- Opening Delimiter -

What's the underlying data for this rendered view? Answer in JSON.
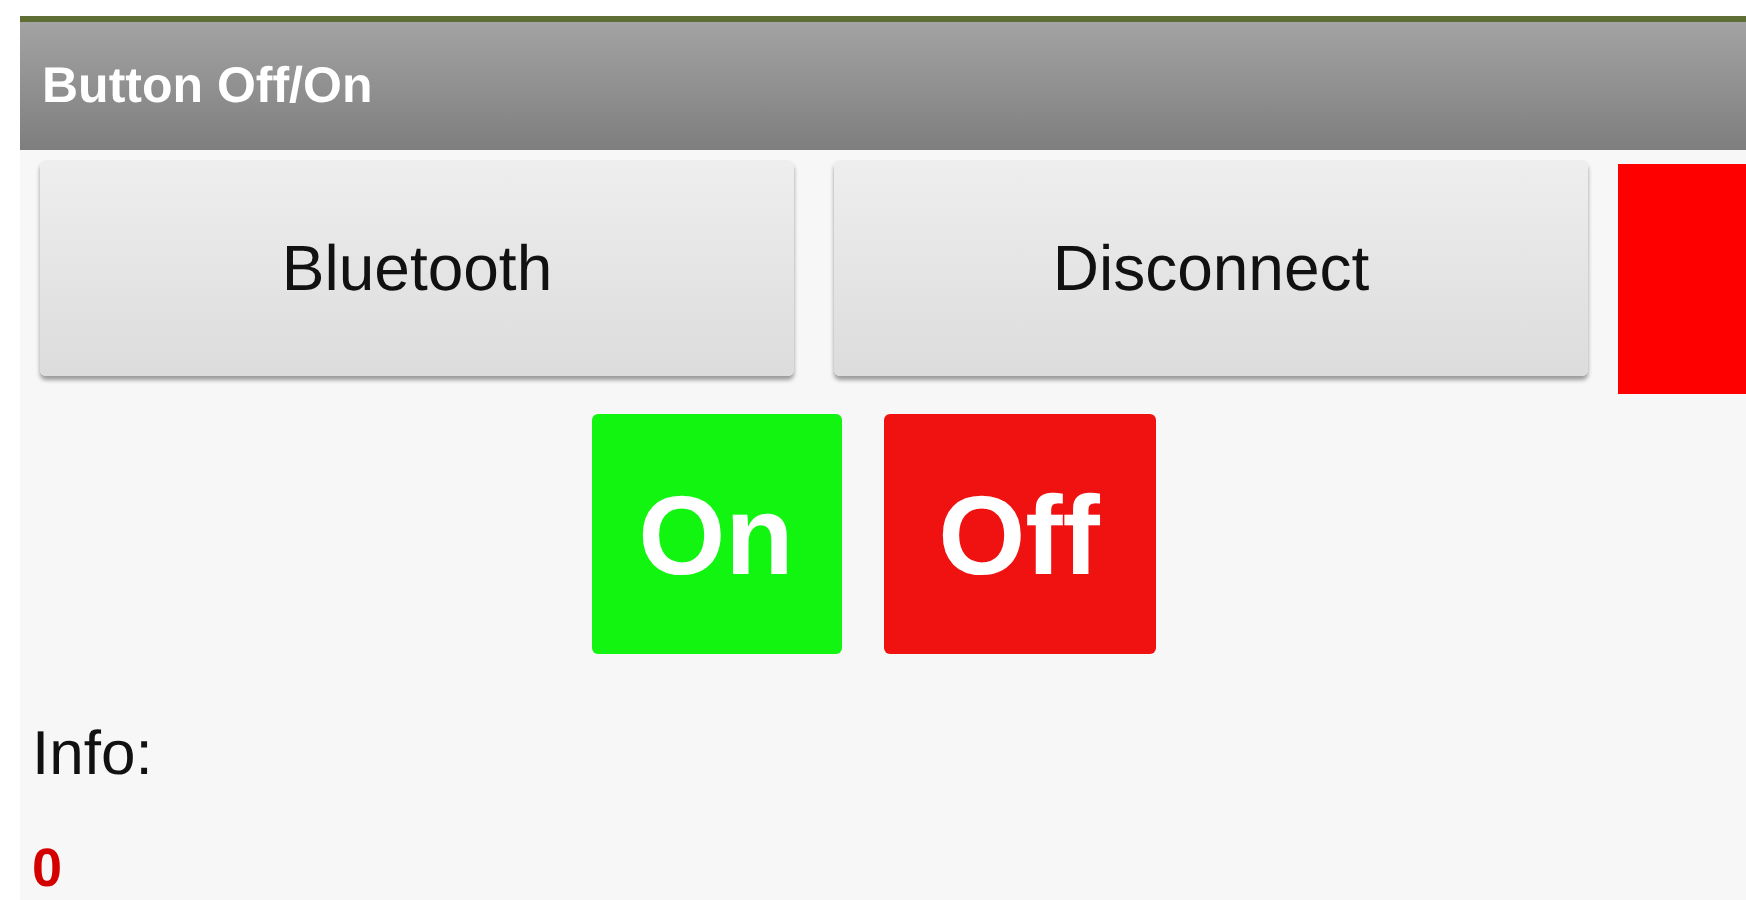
{
  "title_bar": {
    "title": "Button Off/On"
  },
  "top_buttons": [
    {
      "label": "Bluetooth"
    },
    {
      "label": "Disconnect"
    }
  ],
  "toggle_buttons": [
    {
      "label": "On",
      "kind": "on"
    },
    {
      "label": "Off",
      "kind": "off"
    }
  ],
  "info_label": "Info:",
  "info_value": "0"
}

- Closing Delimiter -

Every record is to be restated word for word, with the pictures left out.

RESPONSE:
What's the underlying data for this rendered view? Answer in JSON.
{
  "title_bar": {
    "title": "Button Off/On"
  },
  "top_buttons": [
    {
      "label": "Bluetooth"
    },
    {
      "label": "Disconnect"
    }
  ],
  "toggle_buttons": [
    {
      "label": "On",
      "kind": "on"
    },
    {
      "label": "Off",
      "kind": "off"
    }
  ],
  "info_label": "Info:",
  "info_value": "0"
}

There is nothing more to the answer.